## Work required
Go through the material below and count the lines containing the word "following". Give that number by itself.
-- Exercise material follows --
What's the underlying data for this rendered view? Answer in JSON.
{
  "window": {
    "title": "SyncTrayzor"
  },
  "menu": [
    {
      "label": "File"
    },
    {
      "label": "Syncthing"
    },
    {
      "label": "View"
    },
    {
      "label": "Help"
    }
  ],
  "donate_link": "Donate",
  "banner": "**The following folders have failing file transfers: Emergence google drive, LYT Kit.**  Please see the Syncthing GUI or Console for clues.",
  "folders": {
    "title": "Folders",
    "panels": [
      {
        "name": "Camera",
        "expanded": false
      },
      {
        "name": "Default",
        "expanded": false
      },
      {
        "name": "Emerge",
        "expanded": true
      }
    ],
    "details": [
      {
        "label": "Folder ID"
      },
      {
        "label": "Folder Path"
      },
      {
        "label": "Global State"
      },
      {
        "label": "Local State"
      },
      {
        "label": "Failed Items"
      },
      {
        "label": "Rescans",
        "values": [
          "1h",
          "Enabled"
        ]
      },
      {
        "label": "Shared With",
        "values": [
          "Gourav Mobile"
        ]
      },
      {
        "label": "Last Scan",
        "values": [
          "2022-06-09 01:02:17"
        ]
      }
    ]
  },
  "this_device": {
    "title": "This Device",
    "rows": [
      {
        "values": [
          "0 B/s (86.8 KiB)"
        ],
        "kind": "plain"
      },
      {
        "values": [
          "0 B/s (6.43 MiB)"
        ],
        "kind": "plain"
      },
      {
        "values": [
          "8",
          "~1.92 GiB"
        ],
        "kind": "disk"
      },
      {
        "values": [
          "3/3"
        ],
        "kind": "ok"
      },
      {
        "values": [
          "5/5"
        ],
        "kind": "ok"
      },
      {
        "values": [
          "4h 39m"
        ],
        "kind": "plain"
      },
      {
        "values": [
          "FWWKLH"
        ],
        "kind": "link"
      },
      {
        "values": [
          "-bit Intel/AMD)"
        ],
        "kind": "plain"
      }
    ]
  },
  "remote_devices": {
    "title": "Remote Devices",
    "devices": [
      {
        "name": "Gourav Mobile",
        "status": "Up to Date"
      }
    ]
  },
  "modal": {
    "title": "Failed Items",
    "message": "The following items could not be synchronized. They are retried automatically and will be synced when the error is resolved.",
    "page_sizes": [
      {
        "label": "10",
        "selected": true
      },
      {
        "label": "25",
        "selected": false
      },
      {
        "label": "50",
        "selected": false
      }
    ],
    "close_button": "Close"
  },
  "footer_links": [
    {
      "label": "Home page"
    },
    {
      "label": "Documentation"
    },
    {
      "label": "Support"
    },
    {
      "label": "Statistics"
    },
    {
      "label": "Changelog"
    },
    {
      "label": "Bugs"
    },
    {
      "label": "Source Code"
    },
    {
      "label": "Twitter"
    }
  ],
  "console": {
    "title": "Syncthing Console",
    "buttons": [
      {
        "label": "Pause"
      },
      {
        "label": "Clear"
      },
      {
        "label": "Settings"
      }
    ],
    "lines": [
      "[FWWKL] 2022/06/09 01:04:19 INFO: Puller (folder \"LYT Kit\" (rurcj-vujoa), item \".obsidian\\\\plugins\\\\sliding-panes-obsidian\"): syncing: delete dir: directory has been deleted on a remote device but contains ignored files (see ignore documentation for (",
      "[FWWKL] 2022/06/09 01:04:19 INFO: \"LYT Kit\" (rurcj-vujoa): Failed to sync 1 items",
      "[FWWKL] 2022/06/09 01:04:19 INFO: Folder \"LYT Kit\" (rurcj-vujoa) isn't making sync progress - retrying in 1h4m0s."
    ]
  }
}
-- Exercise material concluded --
## Solved exercise
2